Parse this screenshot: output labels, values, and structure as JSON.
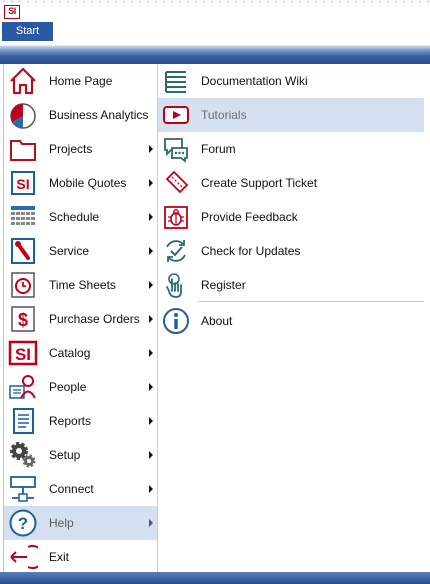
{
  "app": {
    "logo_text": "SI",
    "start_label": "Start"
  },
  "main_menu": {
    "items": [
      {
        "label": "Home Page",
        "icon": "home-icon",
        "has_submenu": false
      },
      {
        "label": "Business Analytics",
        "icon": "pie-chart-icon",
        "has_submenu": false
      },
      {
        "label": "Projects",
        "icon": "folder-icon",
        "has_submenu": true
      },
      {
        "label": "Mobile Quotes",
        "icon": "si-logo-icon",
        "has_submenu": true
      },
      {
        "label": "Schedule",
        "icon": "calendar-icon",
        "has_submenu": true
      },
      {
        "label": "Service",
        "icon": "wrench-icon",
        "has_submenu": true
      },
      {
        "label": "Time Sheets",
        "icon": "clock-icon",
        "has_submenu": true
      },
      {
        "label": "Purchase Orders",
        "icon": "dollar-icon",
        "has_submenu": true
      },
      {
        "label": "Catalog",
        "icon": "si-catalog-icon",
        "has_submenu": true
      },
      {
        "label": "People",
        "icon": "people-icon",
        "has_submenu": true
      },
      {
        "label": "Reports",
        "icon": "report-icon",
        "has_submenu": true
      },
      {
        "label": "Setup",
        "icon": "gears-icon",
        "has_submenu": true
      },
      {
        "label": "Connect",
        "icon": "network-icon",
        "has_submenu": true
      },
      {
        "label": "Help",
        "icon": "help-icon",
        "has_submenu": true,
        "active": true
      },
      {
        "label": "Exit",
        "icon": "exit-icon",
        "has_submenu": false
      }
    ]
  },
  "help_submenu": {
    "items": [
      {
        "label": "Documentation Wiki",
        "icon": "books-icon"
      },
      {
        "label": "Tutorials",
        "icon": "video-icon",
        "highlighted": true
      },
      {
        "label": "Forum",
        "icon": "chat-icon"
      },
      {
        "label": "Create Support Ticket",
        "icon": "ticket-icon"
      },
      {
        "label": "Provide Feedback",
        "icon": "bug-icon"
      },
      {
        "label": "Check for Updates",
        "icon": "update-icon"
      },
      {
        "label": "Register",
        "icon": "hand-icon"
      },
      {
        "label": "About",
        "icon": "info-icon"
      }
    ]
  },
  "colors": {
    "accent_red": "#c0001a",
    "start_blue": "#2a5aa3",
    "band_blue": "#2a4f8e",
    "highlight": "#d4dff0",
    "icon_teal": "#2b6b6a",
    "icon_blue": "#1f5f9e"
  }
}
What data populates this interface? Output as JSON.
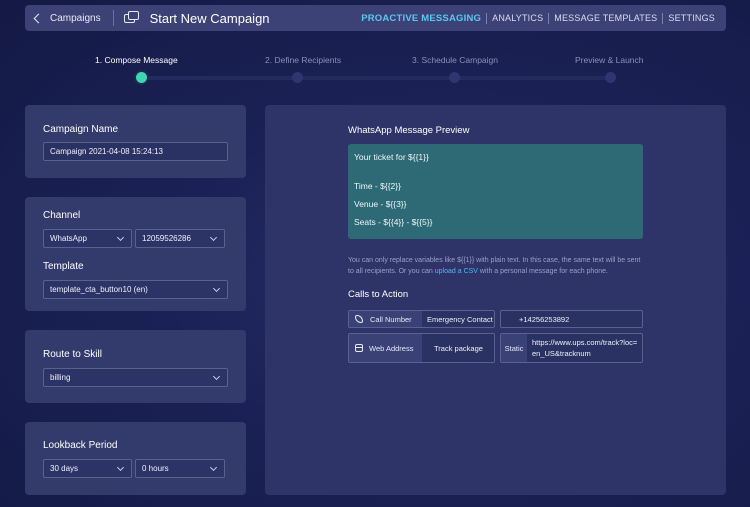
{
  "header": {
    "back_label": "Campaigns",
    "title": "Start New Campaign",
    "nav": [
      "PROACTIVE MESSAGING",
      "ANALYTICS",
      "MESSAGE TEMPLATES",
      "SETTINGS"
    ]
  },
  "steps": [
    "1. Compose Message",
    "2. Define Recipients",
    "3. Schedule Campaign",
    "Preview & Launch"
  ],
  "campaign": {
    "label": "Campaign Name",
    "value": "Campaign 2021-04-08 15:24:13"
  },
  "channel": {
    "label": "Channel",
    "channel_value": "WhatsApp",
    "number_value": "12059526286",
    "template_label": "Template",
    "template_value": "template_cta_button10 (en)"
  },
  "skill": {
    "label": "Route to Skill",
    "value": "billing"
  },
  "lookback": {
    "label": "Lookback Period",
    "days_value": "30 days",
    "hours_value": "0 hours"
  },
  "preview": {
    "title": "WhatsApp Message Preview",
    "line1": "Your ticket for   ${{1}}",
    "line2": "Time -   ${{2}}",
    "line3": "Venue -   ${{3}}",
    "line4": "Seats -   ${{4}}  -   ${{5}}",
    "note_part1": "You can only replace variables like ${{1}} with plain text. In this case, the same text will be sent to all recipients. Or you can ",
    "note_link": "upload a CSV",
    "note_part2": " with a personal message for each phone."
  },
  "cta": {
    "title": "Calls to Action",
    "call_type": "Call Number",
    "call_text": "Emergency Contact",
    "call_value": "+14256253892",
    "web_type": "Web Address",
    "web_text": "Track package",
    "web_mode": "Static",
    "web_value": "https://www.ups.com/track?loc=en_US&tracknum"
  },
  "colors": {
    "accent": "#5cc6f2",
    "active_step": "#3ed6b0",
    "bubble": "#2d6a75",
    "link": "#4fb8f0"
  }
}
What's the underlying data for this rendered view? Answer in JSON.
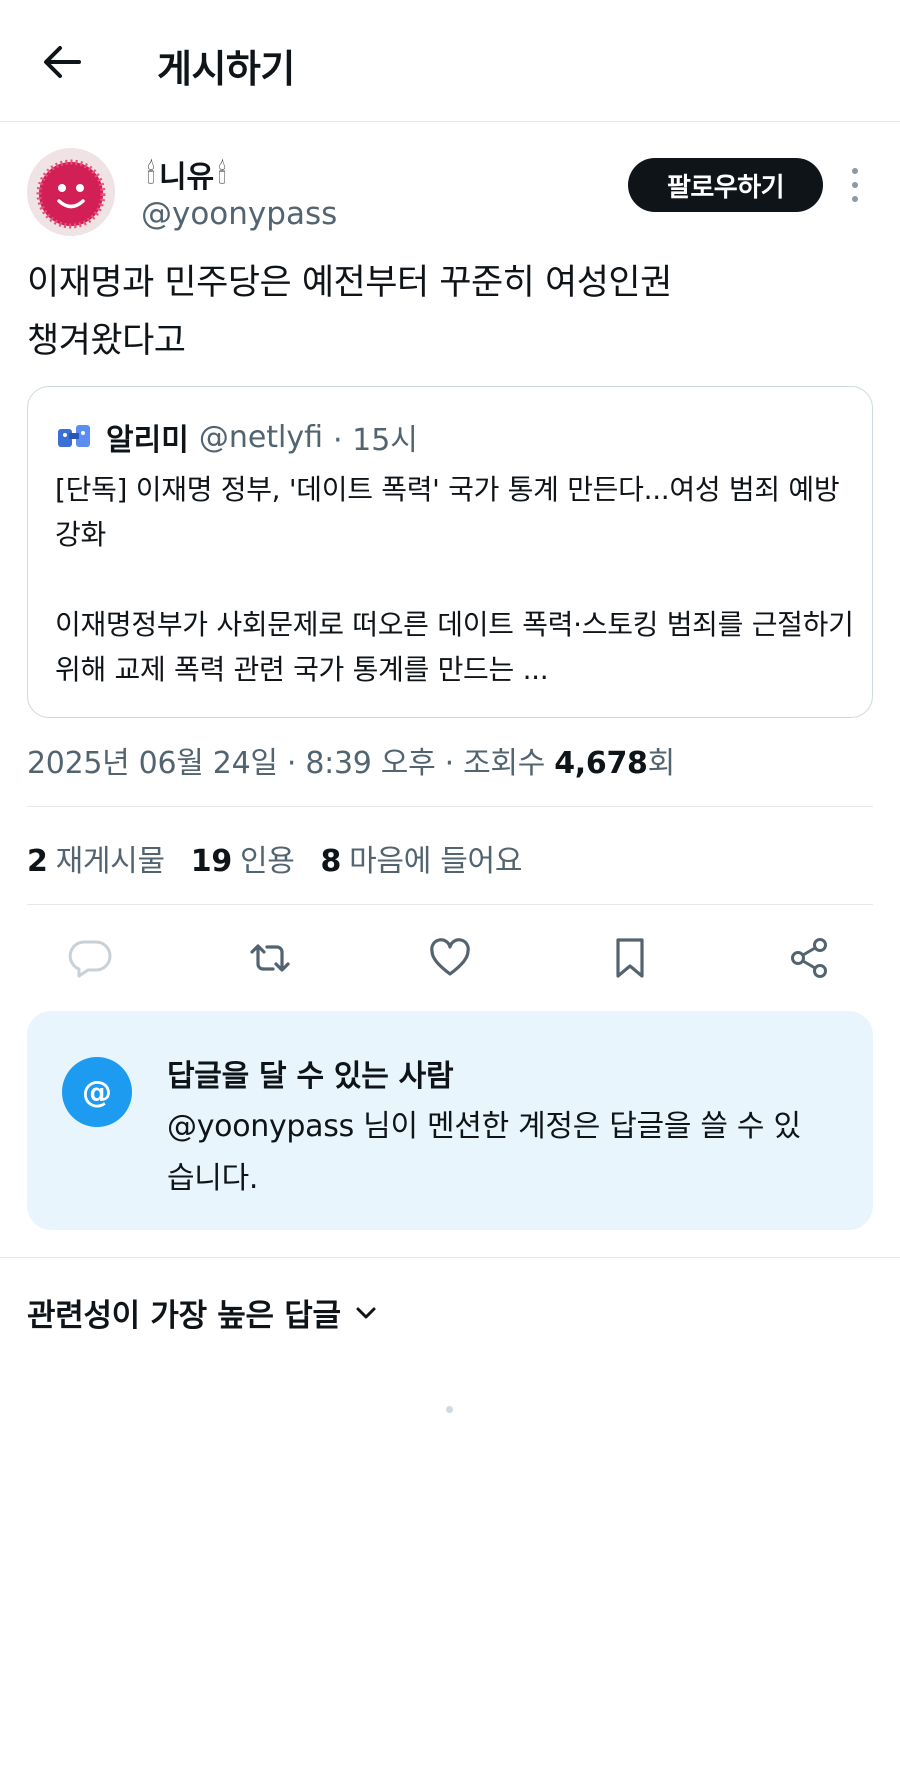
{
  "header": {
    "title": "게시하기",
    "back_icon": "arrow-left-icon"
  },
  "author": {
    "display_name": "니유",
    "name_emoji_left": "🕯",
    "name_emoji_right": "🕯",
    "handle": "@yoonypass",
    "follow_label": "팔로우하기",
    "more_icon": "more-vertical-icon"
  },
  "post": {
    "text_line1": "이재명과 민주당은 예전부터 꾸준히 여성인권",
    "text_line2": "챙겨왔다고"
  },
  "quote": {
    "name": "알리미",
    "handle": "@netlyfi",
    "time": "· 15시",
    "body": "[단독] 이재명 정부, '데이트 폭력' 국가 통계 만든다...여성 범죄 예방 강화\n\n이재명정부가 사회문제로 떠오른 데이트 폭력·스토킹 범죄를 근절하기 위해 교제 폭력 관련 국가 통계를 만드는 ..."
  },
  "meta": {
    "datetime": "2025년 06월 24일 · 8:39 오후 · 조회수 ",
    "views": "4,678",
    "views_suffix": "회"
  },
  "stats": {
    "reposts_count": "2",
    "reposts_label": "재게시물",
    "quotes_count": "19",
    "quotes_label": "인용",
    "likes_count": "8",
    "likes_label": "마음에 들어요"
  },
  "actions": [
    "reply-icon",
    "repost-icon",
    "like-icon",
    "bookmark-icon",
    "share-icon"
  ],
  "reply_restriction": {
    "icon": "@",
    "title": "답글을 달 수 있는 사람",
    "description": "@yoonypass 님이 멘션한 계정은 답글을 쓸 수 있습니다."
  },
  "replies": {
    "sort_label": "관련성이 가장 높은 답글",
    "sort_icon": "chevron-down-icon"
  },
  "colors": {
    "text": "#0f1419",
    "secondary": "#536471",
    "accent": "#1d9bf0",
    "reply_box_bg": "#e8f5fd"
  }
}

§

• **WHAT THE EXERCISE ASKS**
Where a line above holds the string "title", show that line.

• **SOLUTION TO THE PROBLEM**
    "title": "Start New Campaign",
    "title": "WhatsApp Message Preview",
    "title": "Calls to Action",
    "title": "게시하기",
    "title": "답글을 달 수 있는 사람",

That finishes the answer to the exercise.